Hey, Larry David: If you don't join Twitter, polar bears will die. That's how CharityBribes works, in a nutshell.
You guys know Kickstarter, right? The site where you can donate money to help someone make a gadget, or a song, or a video or whatever? CharityBribes is like Kickstarter, except the products are things you want celebrities to do and the money goes to charity. CharityBribes is Kickstarter for trolling.
Here's how it works: The site votes on an idea — the first one is "Get Larry David To Join Twitter" — to become a cause. After some light vetting, the cause goes live for a month. Users pledge to donate money to a charity under the condition that the celebrity does the thing he's asked, and they wait. The number gets larger. The pressure gets higher. The PR disaster looms larger. Larry David joins Twitter. In theory.
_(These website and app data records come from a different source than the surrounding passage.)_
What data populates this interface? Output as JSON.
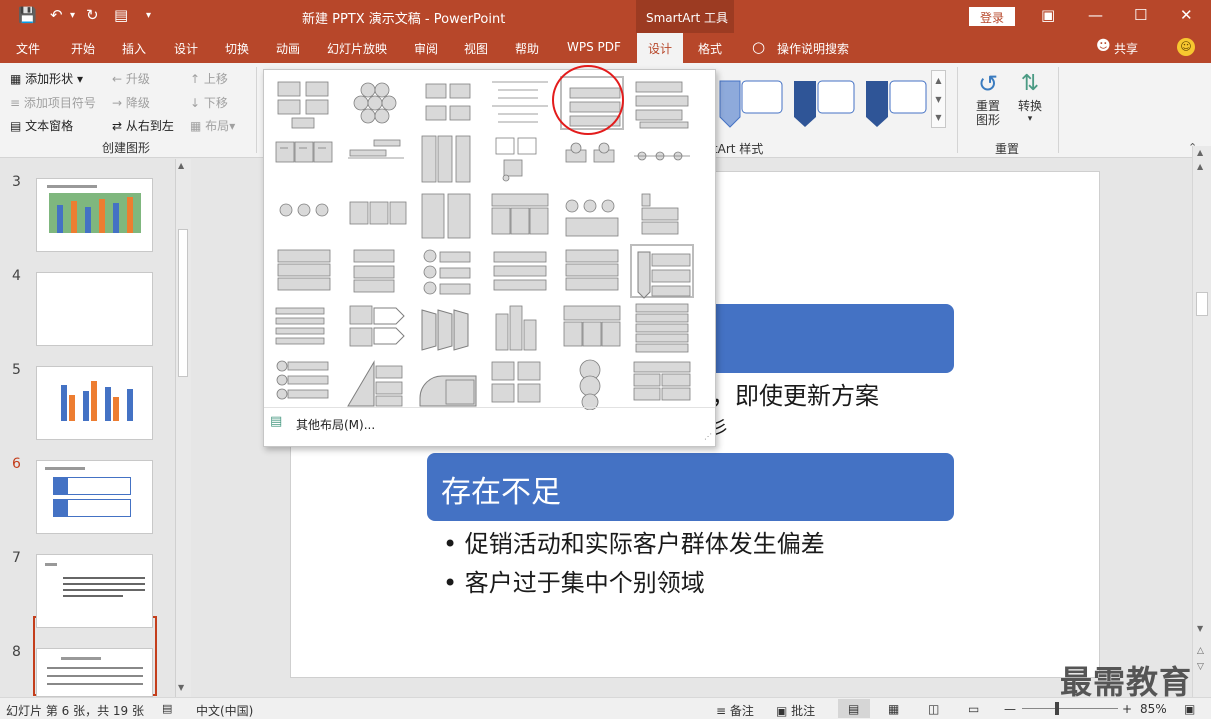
{
  "titlebar": {
    "doc_title": "新建 PPTX 演示文稿 - PowerPoint",
    "context_tab": "SmartArt 工具",
    "login": "登录"
  },
  "tabs": [
    "文件",
    "开始",
    "插入",
    "设计",
    "切换",
    "动画",
    "幻灯片放映",
    "审阅",
    "视图",
    "帮助",
    "WPS PDF",
    "设计",
    "格式"
  ],
  "tell_me": "操作说明搜索",
  "share": "共享",
  "ribbon": {
    "add_shape": "添加形状",
    "add_bullet": "添加项目符号",
    "text_pane": "文本窗格",
    "promote": "升级",
    "demote": "降级",
    "right_to_left": "从右到左",
    "move_up": "上移",
    "move_down": "下移",
    "layout": "布局",
    "group_create": "创建图形",
    "styles_label": "rtArt 样式",
    "reset_graphic": "重置图形",
    "reset_line1": "重置",
    "reset_line2": "图形",
    "convert": "转换",
    "group_reset": "重置"
  },
  "gallery": {
    "more_layouts": "其他布局(M)..."
  },
  "thumbnails": [
    {
      "num": "3"
    },
    {
      "num": "4"
    },
    {
      "num": "5"
    },
    {
      "num": "6",
      "selected": true
    },
    {
      "num": "7"
    },
    {
      "num": "8"
    }
  ],
  "slide": {
    "partial_text": "，即使更新方案",
    "partial_text2": "彡",
    "heading2": "存在不足",
    "bullets2": [
      "促销活动和实际客户群体发生偏差",
      "客户过于集中个别领域"
    ]
  },
  "status": {
    "slide_info": "幻灯片 第 6 张，共 19 张",
    "language": "中文(中国)",
    "notes": "备注",
    "comments": "批注",
    "zoom": "85%"
  },
  "watermark": "最需教育",
  "colors": {
    "accent": "#b7472a",
    "smartart_blue": "#4472c4",
    "highlight_circle": "#e31c1c"
  }
}
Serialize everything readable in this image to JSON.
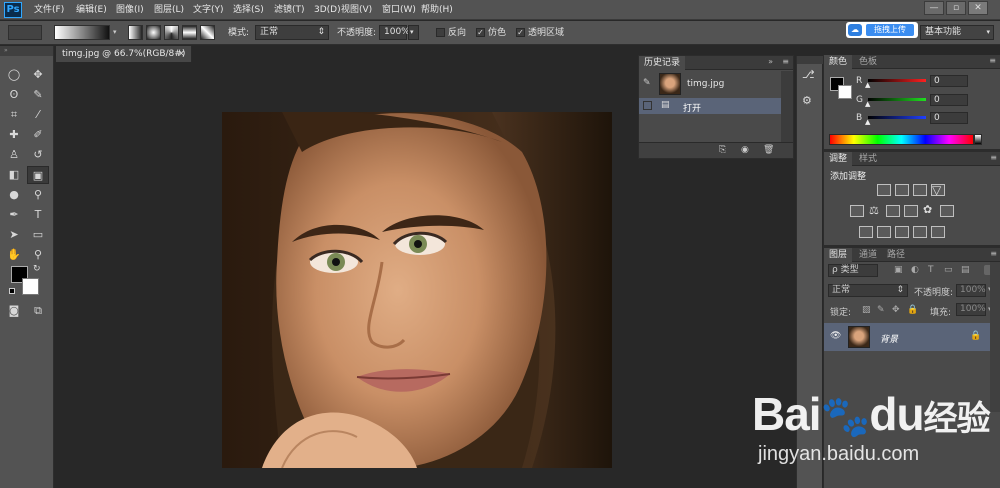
{
  "app": {
    "logo": "Ps"
  },
  "menu": [
    "文件(F)",
    "编辑(E)",
    "图像(I)",
    "图层(L)",
    "文字(Y)",
    "选择(S)",
    "滤镜(T)",
    "3D(D)",
    "视图(V)",
    "窗口(W)",
    "帮助(H)"
  ],
  "window_controls": {
    "minimize": "—",
    "maximize": "▫",
    "close": "✕"
  },
  "options": {
    "mode_label": "模式:",
    "mode_value": "正常",
    "opacity_label": "不透明度:",
    "opacity_value": "100%",
    "reverse_label": "反向",
    "dither_label": "仿色",
    "transparency_label": "透明区域",
    "workspace": "基本功能"
  },
  "baidu_upload": {
    "label": "拖拽上传"
  },
  "document": {
    "tab_title": "timg.jpg @ 66.7%(RGB/8#)",
    "close": "×"
  },
  "history": {
    "tab_label": "历史记录",
    "snapshot_name": "timg.jpg",
    "steps": [
      {
        "label": "打开"
      }
    ]
  },
  "color_panel": {
    "tabs": [
      "颜色",
      "色板"
    ],
    "channels": [
      {
        "label": "R",
        "value": "0",
        "color": "#ff2020"
      },
      {
        "label": "G",
        "value": "0",
        "color": "#20e020"
      },
      {
        "label": "B",
        "value": "0",
        "color": "#2040ff"
      }
    ]
  },
  "adjustments": {
    "tabs": [
      "调整",
      "样式"
    ],
    "heading": "添加调整"
  },
  "layers": {
    "tabs": [
      "图层",
      "通道",
      "路径"
    ],
    "filter_label": "ρ 类型",
    "blend_mode": "正常",
    "opacity_label": "不透明度:",
    "opacity_value": "100%",
    "lock_label": "锁定:",
    "fill_label": "填充:",
    "fill_value": "100%",
    "items": [
      {
        "name": "背景"
      }
    ]
  },
  "watermark": {
    "brand": "Bai",
    "brand_suffix": "du",
    "brand_cn": "经验",
    "url": "jingyan.baidu.com"
  },
  "colors": {
    "accent": "#31a8ff",
    "selected_row": "#5a6478",
    "baidu_blue": "#2e7fe0"
  }
}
Chris Baker and William Burks Spencer, both copywriters, had been kicking around the idea for CharityBribes for a while before they decided to build it. (It went up yesterday.) Baker says "it's all about doing good and kind of having fun with celebrities," which is another way of saying it combines two things the internet is best at: getting behind good causes, and fucking with people. It's like a well-organized, much more visible version of the Smashmouth: Eat the Eggs thing from a few months ago.
Baker says getting Larry David on Twitter was an easy choice for the first cause. "We think it'd be awesome, he would have millions of followers," he said, "On Curb [Your Enthusiasm], he's always been a bumbling idiot when it comes to tech. It'd be funny to see him on Twitter." YEP, COSIGN.
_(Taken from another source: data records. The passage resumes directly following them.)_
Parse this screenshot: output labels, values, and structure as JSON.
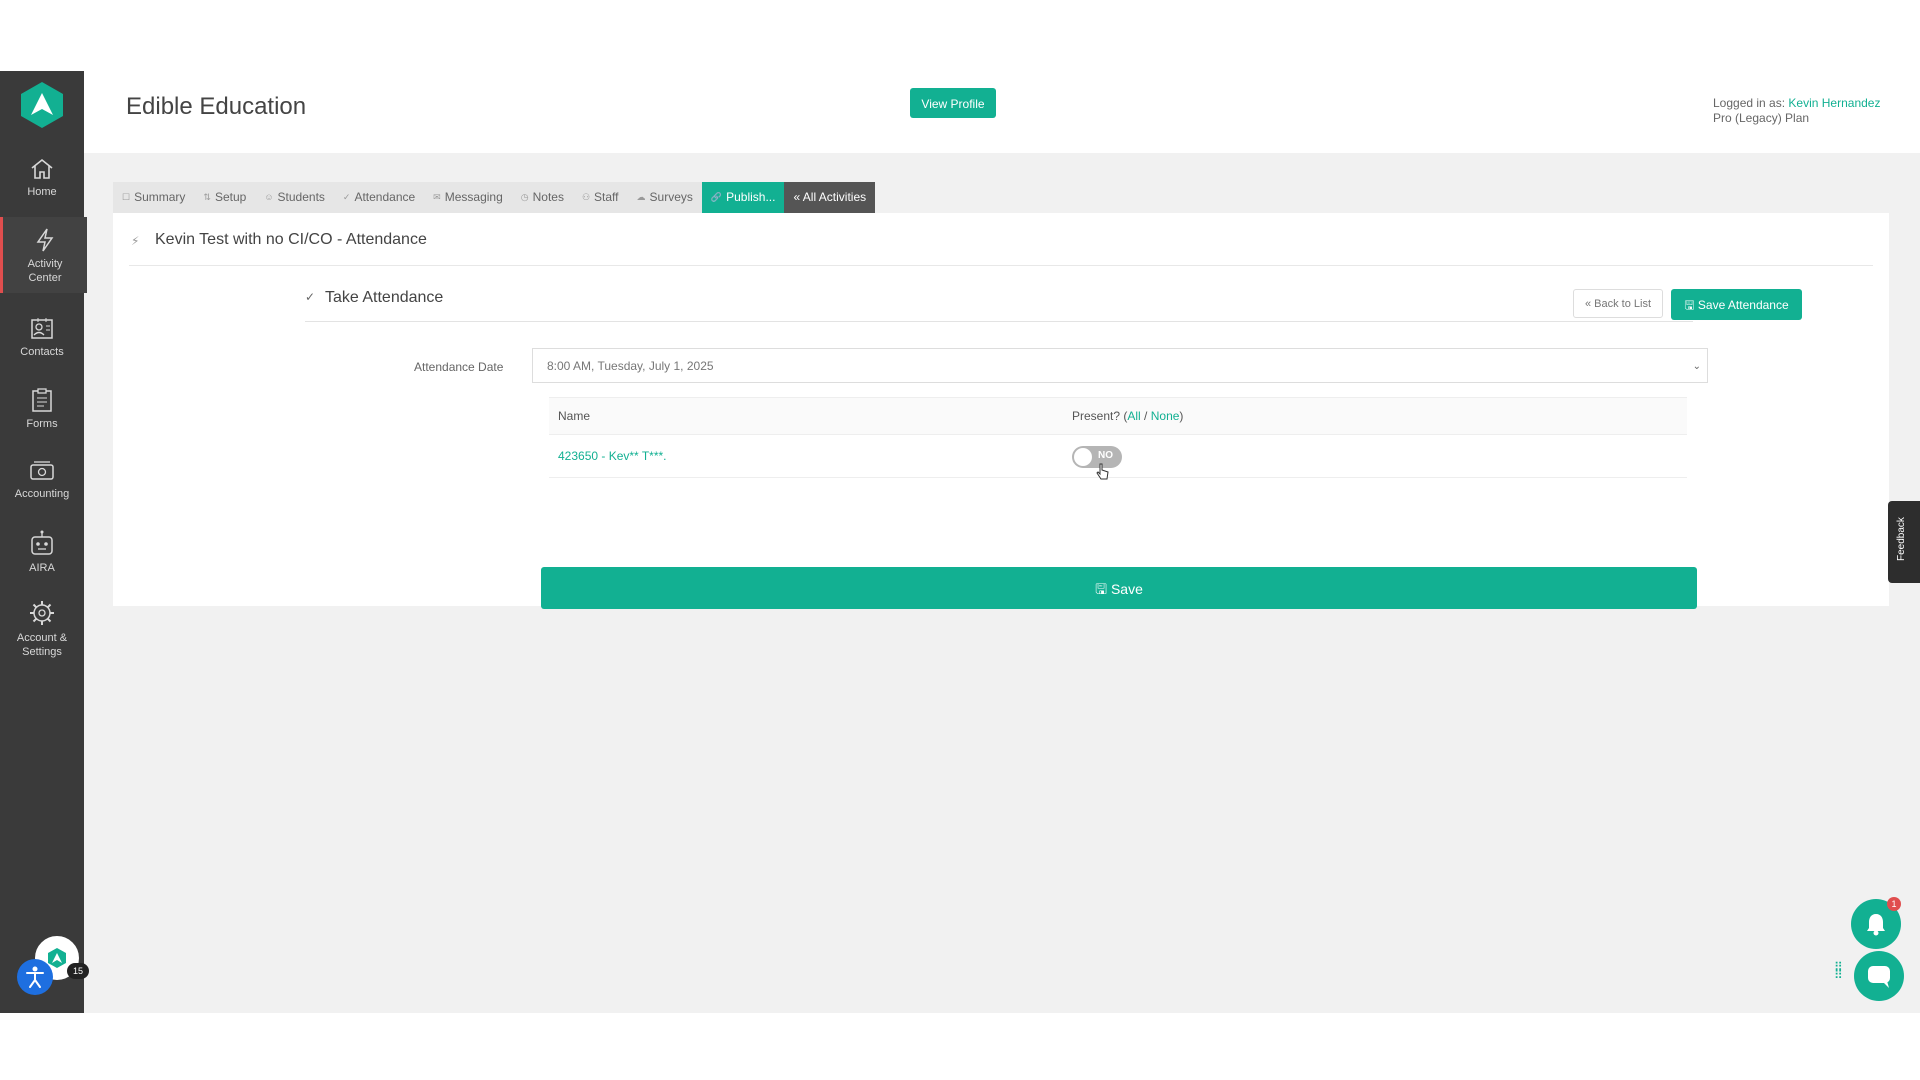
{
  "sidebar": {
    "items": [
      {
        "label": "Home",
        "icon": "home-icon"
      },
      {
        "label": "Activity\nCenter",
        "icon": "bolt-icon"
      },
      {
        "label": "Contacts",
        "icon": "contacts-icon"
      },
      {
        "label": "Forms",
        "icon": "clipboard-icon"
      },
      {
        "label": "Accounting",
        "icon": "money-icon"
      },
      {
        "label": "AIRA",
        "icon": "robot-icon"
      },
      {
        "label": "Account &\nSettings",
        "icon": "gear-icon"
      }
    ],
    "avatar_badge": "15"
  },
  "header": {
    "title": "Edible Education",
    "view_profile": "View Profile",
    "logged_in_prefix": "Logged in as:",
    "user_name": "Kevin Hernandez",
    "plan": "Pro (Legacy) Plan"
  },
  "tabs": [
    {
      "label": "Summary",
      "icon": "☐"
    },
    {
      "label": "Setup",
      "icon": "⇅"
    },
    {
      "label": "Students",
      "icon": "☺"
    },
    {
      "label": "Attendance",
      "icon": "✓"
    },
    {
      "label": "Messaging",
      "icon": "✉"
    },
    {
      "label": "Notes",
      "icon": "◷"
    },
    {
      "label": "Staff",
      "icon": "⚇"
    },
    {
      "label": "Surveys",
      "icon": "☁"
    },
    {
      "label": "Publish...",
      "icon": "🔗"
    },
    {
      "label": "« All Activities",
      "icon": ""
    }
  ],
  "activity": {
    "title": "Kevin Test with no CI/CO - Attendance"
  },
  "take_attendance": {
    "title": "Take Attendance",
    "back_to_list": "« Back to List",
    "save_attendance": "Save Attendance",
    "date_label": "Attendance Date",
    "date_value": "8:00 AM, Tuesday, July 1, 2025",
    "table": {
      "col_name": "Name",
      "col_present": "Present?",
      "all_link": "All",
      "none_link": "None",
      "rows": [
        {
          "student": "423650 - Kev** T***.",
          "present": "NO"
        }
      ]
    },
    "save_button": "Save"
  },
  "feedback": "Feedback",
  "notifications": {
    "badge": "1"
  },
  "colors": {
    "accent": "#12b092",
    "sidebar": "#3a3a3a",
    "badge": "#e04e4e"
  }
}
Cause selection will be democratic, but CharityBribes reserves the right to "tweak" the ideas, according to Baker, because of course they do; otherwise this would spin out of control in about four minutes flat. "We want the bribes to be simple, based out of celebrities character," he says, "not, like, eat a raw egg." (Always with the eggs, these people.)
So far, so good: By day two, the site's pledged over a thousand dollars to the NRDC, and picked a frontrunner for the next one: "Morgan Freeman to spend an afternoon narrating user-submitted animal videos." Money goes to the Red Cross. Perfect.
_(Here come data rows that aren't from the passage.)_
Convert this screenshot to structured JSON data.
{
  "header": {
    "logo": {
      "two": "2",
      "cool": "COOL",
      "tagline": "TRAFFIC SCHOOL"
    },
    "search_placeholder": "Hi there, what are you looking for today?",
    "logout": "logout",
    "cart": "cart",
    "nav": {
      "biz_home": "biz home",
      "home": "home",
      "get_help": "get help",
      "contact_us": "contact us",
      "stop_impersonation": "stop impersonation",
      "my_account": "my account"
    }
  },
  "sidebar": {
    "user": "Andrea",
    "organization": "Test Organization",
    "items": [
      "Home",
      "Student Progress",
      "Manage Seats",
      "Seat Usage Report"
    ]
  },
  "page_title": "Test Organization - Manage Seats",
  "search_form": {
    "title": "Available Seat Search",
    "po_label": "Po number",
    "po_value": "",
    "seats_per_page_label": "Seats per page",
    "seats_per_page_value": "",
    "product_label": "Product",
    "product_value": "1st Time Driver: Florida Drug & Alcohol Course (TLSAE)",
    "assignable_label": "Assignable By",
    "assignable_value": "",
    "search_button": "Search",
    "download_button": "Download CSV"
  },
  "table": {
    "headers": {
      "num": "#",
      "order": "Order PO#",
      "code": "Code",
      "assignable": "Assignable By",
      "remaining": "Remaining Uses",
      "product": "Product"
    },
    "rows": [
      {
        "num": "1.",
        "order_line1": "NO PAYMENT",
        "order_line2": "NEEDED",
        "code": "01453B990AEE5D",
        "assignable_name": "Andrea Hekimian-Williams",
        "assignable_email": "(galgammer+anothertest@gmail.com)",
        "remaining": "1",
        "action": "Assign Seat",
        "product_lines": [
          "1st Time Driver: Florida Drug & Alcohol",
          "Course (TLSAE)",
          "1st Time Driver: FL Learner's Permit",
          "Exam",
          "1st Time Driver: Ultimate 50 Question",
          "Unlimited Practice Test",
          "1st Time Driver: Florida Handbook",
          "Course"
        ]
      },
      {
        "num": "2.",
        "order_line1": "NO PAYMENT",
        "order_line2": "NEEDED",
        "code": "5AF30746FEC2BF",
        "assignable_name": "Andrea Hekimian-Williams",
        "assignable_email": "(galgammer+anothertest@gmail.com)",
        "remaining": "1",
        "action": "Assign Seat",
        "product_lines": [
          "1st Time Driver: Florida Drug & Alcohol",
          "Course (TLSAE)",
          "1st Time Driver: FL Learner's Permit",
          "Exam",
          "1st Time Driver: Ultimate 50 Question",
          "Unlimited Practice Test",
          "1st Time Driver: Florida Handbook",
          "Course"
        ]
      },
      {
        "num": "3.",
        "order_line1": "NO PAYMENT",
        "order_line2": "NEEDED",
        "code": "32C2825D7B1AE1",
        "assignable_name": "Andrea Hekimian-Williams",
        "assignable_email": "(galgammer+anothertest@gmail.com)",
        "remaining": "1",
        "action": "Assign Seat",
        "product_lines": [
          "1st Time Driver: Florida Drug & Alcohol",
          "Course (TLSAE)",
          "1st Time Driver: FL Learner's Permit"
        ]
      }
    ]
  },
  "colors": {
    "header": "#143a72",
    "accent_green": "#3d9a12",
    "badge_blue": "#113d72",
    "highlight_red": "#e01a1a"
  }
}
A few more in the running:
- Get Conan O'Brien to to wear an eye patch (and turtle neck, also holding a pipe) while interviewing a guest on his show. If asked about it, he should say “I don’t want to talk about it.”
- Get Donald Trump to post a picture of how his hair looks when he wakes up
- Get Bill Clinton to do the Icky shuffle and the hokey pokey on video.
We can do better, I think. Go nuts.